### ASSIGNMENT:
Look through the records and copy every line in which "endringer" appears.

Extracted data entries

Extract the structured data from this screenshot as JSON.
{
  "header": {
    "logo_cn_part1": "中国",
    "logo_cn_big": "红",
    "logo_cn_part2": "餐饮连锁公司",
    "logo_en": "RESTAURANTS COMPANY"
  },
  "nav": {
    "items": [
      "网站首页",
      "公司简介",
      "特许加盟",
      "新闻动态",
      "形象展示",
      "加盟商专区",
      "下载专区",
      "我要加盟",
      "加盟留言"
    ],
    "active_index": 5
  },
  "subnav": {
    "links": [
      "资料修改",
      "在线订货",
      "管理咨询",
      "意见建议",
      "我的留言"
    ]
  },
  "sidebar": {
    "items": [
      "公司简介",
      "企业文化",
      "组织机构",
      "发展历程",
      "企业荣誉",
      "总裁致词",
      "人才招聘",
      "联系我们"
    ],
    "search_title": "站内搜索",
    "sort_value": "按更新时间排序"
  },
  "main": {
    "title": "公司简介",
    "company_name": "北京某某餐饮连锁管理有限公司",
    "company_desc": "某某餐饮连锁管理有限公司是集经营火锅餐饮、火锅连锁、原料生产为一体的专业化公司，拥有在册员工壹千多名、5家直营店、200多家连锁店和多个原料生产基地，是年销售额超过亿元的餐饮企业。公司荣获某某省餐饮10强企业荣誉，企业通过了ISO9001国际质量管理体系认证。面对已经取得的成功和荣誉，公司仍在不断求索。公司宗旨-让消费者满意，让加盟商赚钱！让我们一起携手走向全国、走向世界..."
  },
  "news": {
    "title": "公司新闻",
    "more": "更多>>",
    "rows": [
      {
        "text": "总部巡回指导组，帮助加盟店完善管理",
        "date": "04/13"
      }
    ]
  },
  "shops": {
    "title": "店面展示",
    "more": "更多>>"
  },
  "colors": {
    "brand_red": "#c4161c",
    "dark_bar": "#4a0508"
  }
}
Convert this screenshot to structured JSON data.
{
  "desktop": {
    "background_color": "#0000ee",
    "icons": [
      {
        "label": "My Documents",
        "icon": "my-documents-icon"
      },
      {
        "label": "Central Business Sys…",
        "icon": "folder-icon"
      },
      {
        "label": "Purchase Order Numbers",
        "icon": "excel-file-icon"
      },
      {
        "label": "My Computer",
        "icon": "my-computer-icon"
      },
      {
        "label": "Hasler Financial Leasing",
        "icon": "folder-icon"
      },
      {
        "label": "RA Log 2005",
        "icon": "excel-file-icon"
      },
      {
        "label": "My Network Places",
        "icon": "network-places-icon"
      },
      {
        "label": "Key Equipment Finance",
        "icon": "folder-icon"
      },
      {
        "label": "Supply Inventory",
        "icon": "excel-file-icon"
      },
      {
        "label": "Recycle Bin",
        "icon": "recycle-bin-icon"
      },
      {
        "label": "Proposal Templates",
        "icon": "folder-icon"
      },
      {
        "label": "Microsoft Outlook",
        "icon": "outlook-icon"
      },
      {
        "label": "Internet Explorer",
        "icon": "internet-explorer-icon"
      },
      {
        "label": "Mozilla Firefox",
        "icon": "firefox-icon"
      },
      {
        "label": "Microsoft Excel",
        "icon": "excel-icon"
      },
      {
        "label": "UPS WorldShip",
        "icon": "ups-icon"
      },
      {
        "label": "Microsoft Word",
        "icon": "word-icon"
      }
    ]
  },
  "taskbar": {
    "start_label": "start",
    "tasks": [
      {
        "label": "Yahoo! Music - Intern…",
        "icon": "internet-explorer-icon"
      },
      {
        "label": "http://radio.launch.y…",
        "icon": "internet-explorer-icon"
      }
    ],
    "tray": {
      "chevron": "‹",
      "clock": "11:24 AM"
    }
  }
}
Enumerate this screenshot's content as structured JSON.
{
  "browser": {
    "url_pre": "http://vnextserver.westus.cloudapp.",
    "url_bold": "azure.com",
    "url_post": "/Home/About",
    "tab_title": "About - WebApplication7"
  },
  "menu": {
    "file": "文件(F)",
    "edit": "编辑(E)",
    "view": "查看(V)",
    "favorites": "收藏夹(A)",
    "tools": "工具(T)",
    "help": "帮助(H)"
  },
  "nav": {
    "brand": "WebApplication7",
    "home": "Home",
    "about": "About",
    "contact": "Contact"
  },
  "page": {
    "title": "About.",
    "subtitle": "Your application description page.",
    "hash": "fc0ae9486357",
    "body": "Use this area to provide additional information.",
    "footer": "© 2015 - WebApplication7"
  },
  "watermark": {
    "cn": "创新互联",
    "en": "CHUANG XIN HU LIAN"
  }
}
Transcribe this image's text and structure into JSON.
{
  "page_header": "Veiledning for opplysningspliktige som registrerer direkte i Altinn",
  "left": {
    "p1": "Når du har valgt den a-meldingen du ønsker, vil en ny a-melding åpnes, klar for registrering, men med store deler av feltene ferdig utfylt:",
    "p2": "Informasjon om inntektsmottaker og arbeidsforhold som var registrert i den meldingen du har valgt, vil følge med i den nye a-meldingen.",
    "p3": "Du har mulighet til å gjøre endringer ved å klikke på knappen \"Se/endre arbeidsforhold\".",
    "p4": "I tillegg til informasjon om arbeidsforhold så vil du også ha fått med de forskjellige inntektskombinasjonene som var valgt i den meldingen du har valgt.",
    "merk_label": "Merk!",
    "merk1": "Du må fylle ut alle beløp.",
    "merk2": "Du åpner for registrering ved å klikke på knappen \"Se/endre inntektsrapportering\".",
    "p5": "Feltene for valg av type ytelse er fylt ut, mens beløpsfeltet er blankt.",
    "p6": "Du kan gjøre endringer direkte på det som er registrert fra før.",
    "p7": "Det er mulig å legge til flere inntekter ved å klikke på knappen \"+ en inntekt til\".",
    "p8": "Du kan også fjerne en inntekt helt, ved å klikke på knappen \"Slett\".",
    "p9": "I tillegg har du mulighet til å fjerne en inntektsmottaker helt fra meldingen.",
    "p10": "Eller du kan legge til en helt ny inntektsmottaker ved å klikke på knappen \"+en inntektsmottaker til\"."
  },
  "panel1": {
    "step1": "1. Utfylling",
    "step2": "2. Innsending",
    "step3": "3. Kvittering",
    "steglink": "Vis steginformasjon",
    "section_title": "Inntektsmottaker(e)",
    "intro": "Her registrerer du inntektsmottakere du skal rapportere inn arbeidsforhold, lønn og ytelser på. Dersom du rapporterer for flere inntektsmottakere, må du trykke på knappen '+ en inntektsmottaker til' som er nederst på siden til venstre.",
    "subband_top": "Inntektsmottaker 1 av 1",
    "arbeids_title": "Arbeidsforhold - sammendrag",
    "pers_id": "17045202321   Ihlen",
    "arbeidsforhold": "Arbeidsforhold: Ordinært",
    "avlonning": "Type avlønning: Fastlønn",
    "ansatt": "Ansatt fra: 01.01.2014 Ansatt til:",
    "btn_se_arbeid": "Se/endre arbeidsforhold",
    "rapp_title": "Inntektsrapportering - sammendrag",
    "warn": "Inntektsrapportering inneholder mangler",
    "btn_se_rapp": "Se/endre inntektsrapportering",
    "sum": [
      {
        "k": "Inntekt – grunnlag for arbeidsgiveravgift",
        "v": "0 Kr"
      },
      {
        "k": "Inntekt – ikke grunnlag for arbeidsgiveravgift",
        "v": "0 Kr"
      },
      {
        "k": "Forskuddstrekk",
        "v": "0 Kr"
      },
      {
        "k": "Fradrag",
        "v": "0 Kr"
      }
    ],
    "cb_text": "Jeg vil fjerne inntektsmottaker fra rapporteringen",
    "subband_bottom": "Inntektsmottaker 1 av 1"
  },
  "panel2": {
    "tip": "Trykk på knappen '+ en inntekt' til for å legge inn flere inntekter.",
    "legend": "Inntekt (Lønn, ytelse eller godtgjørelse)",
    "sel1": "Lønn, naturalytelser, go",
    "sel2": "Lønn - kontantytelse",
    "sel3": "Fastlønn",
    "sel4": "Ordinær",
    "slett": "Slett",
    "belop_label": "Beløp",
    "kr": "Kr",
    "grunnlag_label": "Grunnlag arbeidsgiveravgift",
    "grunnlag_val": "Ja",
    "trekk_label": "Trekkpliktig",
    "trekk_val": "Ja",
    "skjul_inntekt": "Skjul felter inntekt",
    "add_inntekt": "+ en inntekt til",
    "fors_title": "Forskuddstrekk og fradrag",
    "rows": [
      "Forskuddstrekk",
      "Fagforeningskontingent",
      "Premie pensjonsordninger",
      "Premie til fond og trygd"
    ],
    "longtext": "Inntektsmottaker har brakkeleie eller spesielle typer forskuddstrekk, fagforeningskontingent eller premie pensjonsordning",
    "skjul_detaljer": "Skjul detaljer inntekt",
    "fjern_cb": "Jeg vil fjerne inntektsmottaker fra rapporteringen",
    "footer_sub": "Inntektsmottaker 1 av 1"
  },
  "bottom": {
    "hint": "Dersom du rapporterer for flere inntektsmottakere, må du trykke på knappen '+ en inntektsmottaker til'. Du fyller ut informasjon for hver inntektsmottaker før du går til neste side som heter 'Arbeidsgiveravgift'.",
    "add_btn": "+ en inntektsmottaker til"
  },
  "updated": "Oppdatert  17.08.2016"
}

### WORKED SOLUTION:
    "p3": "Du har mulighet til å gjøre endringer ved å klikke på knappen \"Se/endre arbeidsforhold\".",
    "p6": "Du kan gjøre endringer direkte på det som er registrert fra før.",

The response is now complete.